Back at the Flat Top Ranch, John Peavey has been transitioning the ranch operations to his son, Tom, the youngest of his three children. The family recently signed a 1,114-acre conservation easement with the Nature Conservancy and Blaine County to preserve the working ranch in perpetuity and enhance sage grouse habitat.
All of the Peaveys are proud of the conservation easement. Tom Peavey talks about how much he likes living and working at the Flat Top Ranch from the top of the knoll. “Not a bad place to spend eternity is it?” he says with a big grin that’s as shiny as the blue sky all around us. “Days like this are just incredible. In the fall, I have a lot of hunting friends that come up, and they have to remind me every year how lucky I am to live in this work out here, and I tend to forget about that a lot during the summer and the stress of the business.
“When they come up, they’re all, “Tom, you’re the luckiest guy.” And I just have to get out on these warm fall days. I love the cold mornings and the warm afternoons, and it’s just beautiful. Without question, this is, right here, this is what I really appreciate.”
Says Diane, “I think the thing that I’m most proud of, was the fact that we were able to put this whole place in conservation easements. That’s huge. It means, everything that I love about this place should be here forever. Except John, and me. But other than that, this is an amazing piece of land, it’s got an amazing history. Just to think that it will be here really is something to be very proud of, I think.”
Peavey’s radio essays were published in written form in a book titled, Sagebrush Country: Living on the Edge of the Land (Fulcrum Publishing, 2001). The book is available on amazon.com.
John Peavey isn’t ready to retire yet. He continues to run the sheep side of the business, and one of Tom’s sons may be ready to take it over when the opportunity arises. But in the meantime, Peavey continues to speak about the benefits of managed grazing.
“How grazing can complement the environment is one of the most important messages we have to share with our friends in the urban areas,” Peavey says. “You know, truth is hard to deny; truth is truth. It’s a wise use of the resources, and gosh, with global warming coming on, probably, I think the big challenge is going to be feeding people. So here we are out here with these sheep and there’s no way in hell you could raise corn out here, or soybeans. It’s a resource that adds something to the economy with no negative input whatsoever — all positive.”

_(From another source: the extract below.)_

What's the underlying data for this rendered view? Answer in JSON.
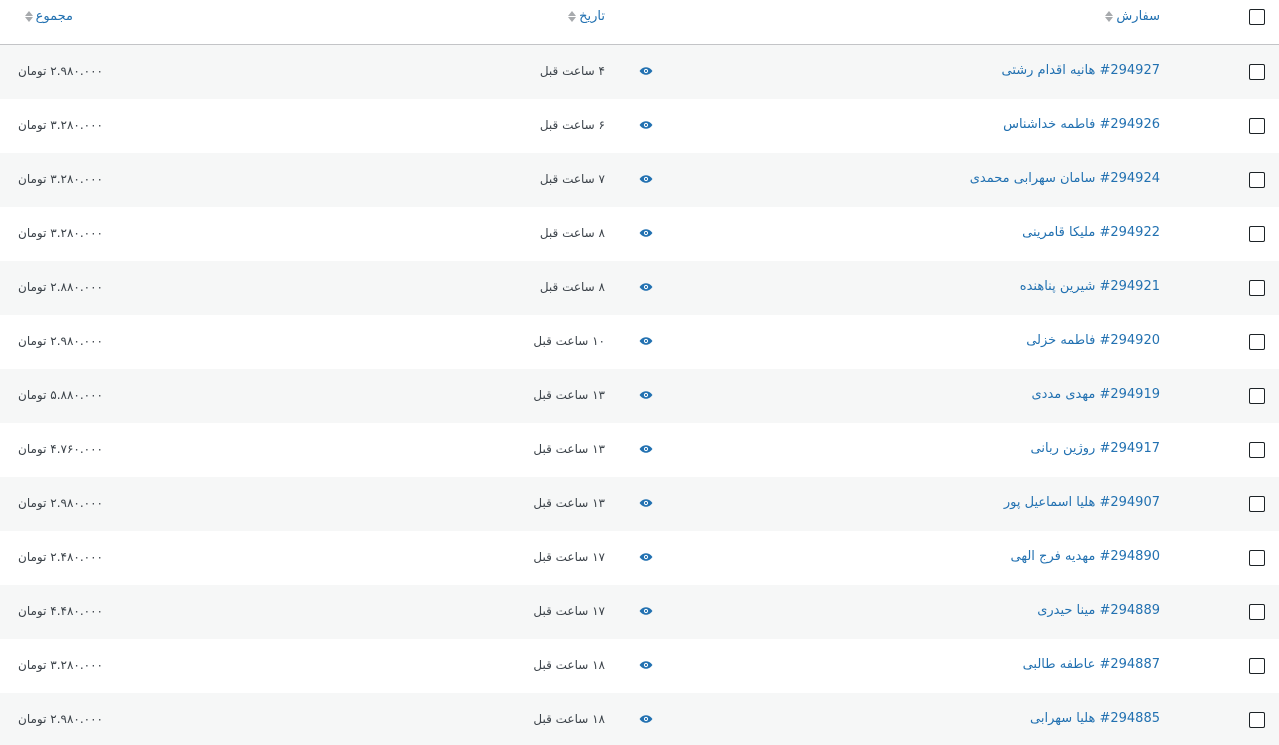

And John is proud of preserving the ranch as well. “I’m pleased that the valley will look about like it does now about 100 years from now, 500 years from now. That makes you feel good,” he says.
Steve Stuebner is the writer and producer of Life on the Range, a public education project sponsored by the Idaho Rangeland Resource Commission.
© Idaho Rangeland Resources Commission, 2015